Figure 11 shows the range of times that people can take to respond to HIV infection.

The earliest marker is HIV viral load. This is in the first weeks after infection (usually from 1 to 6 weeks after exposure). A high viral load is related to seroconversion symptoms.

The first HIV protein (antigen) that can be measured is p24 (from 2 to 8 weeks after exposure).

Viral load and p24 tests are not accurate for diagnosing early HIV if the results are negative.

An HIV antibody response can be detected as early as two weeks in a few people and in more than 99.9% of people by 12 weeks.
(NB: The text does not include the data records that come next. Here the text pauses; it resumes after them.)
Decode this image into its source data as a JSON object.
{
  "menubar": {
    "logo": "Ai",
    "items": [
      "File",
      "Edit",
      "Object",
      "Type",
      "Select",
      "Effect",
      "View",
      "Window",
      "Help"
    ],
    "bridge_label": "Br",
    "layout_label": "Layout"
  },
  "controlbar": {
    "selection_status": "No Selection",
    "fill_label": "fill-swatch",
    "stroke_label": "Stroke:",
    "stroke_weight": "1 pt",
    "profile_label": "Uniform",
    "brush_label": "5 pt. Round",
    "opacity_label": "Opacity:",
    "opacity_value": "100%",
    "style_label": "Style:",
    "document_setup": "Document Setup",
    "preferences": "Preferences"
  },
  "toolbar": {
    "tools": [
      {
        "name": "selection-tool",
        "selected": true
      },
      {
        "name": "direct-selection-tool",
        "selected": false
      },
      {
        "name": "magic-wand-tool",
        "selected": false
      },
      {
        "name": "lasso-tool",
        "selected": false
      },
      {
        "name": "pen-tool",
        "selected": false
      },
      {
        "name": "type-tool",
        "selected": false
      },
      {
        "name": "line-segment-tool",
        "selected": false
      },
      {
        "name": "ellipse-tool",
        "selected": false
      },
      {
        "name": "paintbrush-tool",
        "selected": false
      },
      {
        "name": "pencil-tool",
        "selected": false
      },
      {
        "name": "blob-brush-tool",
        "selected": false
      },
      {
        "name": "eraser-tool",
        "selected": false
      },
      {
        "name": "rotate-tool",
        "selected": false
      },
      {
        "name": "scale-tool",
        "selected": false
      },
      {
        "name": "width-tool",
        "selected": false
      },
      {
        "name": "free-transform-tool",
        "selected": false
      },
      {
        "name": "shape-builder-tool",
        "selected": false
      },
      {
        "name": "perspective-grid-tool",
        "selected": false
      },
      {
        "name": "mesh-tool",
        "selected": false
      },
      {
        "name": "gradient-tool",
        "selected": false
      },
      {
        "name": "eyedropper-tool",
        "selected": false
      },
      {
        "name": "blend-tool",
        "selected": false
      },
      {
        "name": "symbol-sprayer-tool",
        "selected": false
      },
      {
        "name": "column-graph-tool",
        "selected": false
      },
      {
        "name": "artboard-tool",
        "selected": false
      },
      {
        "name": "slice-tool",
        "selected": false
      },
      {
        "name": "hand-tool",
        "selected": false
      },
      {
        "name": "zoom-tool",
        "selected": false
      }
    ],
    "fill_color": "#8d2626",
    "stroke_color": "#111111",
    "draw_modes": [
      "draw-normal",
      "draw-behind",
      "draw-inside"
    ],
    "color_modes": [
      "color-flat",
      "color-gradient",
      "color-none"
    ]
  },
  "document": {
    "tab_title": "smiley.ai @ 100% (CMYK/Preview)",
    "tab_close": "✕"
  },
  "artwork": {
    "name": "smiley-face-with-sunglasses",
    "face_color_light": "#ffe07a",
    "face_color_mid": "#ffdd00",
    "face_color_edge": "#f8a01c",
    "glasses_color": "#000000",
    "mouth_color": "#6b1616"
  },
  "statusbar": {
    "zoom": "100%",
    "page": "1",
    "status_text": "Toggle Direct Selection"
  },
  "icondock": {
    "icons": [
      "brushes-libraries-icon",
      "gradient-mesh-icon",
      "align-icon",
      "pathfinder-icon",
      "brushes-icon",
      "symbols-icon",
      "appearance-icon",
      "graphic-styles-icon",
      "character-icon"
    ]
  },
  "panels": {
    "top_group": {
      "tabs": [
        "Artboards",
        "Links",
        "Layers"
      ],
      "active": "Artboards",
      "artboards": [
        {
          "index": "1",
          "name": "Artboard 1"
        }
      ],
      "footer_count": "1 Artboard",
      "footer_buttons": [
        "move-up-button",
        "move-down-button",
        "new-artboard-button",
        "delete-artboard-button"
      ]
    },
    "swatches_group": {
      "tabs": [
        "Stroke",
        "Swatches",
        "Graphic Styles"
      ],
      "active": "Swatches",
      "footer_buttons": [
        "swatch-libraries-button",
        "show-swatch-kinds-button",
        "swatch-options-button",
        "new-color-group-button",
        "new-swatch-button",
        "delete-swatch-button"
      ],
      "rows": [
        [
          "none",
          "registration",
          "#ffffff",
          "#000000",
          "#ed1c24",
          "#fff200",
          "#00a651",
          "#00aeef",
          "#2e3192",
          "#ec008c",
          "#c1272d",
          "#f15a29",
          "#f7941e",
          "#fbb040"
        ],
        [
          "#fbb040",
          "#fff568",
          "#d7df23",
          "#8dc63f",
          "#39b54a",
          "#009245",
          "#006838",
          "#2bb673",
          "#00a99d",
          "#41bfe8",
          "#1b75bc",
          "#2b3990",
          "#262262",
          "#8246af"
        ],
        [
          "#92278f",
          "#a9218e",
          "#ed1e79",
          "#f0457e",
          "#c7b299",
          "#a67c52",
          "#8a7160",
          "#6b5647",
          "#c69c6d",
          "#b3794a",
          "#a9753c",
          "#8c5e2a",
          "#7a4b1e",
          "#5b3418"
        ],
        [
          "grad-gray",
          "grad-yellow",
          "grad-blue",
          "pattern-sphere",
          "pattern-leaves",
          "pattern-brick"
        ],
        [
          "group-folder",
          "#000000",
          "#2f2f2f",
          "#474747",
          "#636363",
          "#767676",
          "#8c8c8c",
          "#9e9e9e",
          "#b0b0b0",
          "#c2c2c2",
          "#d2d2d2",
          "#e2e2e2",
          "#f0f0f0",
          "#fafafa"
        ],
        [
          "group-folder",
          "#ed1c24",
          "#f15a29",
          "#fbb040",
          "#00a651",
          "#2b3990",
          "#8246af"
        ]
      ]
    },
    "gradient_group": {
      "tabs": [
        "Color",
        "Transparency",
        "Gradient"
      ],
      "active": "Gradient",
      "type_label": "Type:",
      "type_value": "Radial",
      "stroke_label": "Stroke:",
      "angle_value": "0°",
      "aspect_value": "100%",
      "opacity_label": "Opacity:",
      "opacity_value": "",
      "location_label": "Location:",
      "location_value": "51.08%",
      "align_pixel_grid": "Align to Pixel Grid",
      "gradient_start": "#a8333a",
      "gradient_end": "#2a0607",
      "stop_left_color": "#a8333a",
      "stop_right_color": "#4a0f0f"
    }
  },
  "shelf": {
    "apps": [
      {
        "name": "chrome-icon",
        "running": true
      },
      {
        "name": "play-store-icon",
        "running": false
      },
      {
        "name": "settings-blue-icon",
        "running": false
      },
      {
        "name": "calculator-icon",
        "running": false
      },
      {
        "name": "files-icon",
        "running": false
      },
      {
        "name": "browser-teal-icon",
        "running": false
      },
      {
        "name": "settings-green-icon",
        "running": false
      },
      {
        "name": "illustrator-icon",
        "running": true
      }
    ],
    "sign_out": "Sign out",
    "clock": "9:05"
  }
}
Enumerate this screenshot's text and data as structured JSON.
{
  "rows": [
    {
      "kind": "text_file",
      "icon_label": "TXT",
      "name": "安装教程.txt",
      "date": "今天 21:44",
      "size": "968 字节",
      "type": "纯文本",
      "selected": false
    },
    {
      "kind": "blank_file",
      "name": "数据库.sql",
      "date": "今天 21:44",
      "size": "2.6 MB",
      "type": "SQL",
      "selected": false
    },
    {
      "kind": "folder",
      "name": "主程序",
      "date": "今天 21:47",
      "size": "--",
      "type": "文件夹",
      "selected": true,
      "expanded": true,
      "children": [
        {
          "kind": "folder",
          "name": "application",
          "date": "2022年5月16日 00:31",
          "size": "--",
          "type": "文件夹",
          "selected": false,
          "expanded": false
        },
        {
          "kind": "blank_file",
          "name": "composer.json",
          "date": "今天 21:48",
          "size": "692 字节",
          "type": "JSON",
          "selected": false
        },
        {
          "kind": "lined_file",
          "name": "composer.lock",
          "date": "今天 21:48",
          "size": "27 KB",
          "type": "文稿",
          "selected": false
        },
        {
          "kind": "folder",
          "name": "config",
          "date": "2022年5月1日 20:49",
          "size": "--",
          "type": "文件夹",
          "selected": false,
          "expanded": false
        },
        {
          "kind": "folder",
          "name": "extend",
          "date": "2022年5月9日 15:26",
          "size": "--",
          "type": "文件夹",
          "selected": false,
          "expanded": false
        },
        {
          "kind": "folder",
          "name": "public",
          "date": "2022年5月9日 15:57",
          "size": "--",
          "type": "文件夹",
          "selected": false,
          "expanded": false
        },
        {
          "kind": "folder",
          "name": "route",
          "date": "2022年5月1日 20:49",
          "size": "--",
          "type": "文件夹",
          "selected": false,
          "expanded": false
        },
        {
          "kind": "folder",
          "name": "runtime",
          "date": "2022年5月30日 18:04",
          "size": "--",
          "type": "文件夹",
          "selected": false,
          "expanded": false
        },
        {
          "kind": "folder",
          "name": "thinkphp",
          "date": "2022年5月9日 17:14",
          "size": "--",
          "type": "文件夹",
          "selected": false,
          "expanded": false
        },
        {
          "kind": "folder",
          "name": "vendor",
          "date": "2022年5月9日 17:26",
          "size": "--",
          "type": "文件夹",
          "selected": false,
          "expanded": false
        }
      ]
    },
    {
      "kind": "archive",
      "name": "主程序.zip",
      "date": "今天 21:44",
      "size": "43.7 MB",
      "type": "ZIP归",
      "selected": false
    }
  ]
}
An antibody test at 4 weeks will detect 95% of infections.

Antibody testing at 4 weeks can give you a good indication of your HIV status, but you need a test at 12 weeks after the exposure to be considered HIV negative.

Figure 11: Timeline for HIV infection, immune responses and window period for different tests

1 June 2016